A public demand that Alberta stick with the RCMP has been signed by 32 towns, 22 villages, seven organizations, six counties, three summer villages, two other municipalities and The City of Wetaskiwin.

It comes just days after a United Conservative Party leadership debate, where not one of the candidates running for the premier's job said they'd stop the provincial police effort.

The letter, spearheaded by the National Police Federation, states that an Alberta force will cost taxpayers $366 million to transition and at least an additional $139 million each year.

"The dialogue around having a Provincial Police force needs to be dialled back as the people have spoken," High Level Mayor Crystal McAteer said.

"High Level does not want a municipal police force…we want the RCMP to remain," she stated, adding a call for improvements to the Mounties.

"Transitioning to a provincial police force would impose unnecessary costs and uncertainty on Albertans," Edson Mayor Kevin Zahara said.

The signatories instead are calling on Alberta to fund more RCMP officers, improve social services in an effort to prevent crime and increase the capacity of the justice system by hiring more prosecutors and judges.
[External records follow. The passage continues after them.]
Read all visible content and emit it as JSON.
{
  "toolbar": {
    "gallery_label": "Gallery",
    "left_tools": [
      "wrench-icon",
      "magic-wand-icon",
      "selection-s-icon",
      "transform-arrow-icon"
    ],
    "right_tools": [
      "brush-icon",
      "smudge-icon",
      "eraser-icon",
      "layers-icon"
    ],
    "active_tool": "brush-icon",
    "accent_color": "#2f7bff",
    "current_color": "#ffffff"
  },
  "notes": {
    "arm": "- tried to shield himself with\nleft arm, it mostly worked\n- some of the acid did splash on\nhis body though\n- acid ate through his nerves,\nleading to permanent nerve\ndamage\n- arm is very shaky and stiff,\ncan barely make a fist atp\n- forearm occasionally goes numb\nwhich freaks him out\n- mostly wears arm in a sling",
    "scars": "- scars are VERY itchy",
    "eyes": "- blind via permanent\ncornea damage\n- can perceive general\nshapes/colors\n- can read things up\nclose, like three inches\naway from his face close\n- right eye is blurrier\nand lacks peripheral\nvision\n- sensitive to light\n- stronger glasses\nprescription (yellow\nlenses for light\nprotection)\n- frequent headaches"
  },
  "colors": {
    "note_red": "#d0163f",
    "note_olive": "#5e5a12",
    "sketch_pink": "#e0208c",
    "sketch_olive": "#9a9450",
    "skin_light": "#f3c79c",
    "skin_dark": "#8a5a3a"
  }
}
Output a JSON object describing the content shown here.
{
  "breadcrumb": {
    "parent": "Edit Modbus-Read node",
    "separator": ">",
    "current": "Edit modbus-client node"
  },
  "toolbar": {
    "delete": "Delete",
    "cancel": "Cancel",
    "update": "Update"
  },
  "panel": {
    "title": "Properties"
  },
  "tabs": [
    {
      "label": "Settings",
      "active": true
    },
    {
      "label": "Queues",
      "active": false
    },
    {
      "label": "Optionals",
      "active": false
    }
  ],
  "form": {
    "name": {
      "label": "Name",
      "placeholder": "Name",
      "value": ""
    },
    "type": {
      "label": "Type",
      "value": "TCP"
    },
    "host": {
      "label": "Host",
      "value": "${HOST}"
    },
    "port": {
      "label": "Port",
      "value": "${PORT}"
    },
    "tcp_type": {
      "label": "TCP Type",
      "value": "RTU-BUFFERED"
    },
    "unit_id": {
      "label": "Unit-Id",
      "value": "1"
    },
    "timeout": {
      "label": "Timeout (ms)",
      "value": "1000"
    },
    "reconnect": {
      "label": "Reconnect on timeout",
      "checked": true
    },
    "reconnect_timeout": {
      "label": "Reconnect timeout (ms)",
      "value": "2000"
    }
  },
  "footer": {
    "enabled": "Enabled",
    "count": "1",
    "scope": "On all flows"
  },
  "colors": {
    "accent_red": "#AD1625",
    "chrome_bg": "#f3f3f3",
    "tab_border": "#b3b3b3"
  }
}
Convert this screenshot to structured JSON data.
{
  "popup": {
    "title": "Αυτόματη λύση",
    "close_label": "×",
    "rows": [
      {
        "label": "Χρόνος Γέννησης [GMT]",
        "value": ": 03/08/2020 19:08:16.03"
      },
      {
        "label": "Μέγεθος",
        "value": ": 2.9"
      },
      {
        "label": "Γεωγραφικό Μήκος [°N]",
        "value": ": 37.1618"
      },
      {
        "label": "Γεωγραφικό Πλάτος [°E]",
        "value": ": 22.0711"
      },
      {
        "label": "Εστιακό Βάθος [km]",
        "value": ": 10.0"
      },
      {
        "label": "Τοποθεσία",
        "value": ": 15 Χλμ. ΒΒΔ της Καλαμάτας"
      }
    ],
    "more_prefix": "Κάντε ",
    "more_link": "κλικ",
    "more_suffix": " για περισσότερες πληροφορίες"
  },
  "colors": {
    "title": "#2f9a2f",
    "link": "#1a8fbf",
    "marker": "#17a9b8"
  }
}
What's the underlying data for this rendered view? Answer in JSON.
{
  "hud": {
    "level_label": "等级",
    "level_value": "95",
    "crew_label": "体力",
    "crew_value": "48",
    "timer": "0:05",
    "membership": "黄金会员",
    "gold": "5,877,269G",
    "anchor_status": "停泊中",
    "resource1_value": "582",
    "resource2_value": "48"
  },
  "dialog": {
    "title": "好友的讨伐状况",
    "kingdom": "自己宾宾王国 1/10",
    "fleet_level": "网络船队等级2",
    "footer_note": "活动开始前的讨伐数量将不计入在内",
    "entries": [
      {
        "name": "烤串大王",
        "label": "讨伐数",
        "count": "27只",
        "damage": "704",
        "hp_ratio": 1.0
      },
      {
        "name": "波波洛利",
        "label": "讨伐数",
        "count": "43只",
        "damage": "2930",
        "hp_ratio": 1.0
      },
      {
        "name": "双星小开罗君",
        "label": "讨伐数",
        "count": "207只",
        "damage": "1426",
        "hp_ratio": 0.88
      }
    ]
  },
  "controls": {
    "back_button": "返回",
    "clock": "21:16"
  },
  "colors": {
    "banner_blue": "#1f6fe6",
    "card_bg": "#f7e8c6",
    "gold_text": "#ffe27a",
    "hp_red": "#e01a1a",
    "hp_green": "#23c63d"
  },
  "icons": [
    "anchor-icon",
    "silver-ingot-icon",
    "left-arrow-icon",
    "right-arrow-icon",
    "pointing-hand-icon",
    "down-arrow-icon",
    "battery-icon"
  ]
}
Alberta Municipalities and Rural Municipalities of Alberta have both previously passed resolutions critical of the UCP's provincial police efforts.

"The Government of Alberta has lost the trust of its constituents in its pursuit of an Alberta Provincial Police Service (APPS) by not undertaking fulsome, open, and transparent consultations with all those affected," the Monday letter states.

'IT WILL COST ALBERTANS A LITTLE BIT MORE'

Former finance minister and UCP leadership candidate Travis Toews said in a debate last Friday that despite a bigger price tag, he still supports the idea.

"I believe we could improve the culture, we could see enforcement with less bureaucracy, even though it will cost Albertans a little bit more," Toews said.

Other leadership candidates Leela Aheer, Brian Jean, Todd Loewen, Rajan Sawhney and Danielle Smith also spoke favourably about provincial police, although some said the UCP needs to do a better job of selling the idea to Albertans.

"I would work to bring (critics) along, cause I believe it's a successful proposition," Sawhney said.

A spokesperson for candidate Rebecca Schulz clarified Monday that she hasn't made up her mind one way or the other.

"We haven't communicated the benefits and I think we have to have that discussion," Schulz said on Friday.

Last November, Premier Jason Kenney implored rural leaders to get on board with a provincial police force, promising that any added costs would not be downloaded directly onto municipalities.

“A UCP provincial police force is really just a sneaky plan to raise Albertans’ taxes again,” NDP Municipal Affairs Critic Joe Ceci said Monday referring to a funding model unveiled in 2019 that makes municipalities pay more for police.

“There is an election coming and should Alberta’s NDP form the next government, Albertans can trust our commitment to listen to local leaders and scrap this expensive and unnecessary plan,” NDP Justice Critic Irfan Sabir added.

A survey released by the "Fair Deal Panel" in 2020 suggested two-thirds of Albertans do not wish to abandon the RCMP.

With files from CTV News Edmonton's Adam Lachacz and The Canadian Press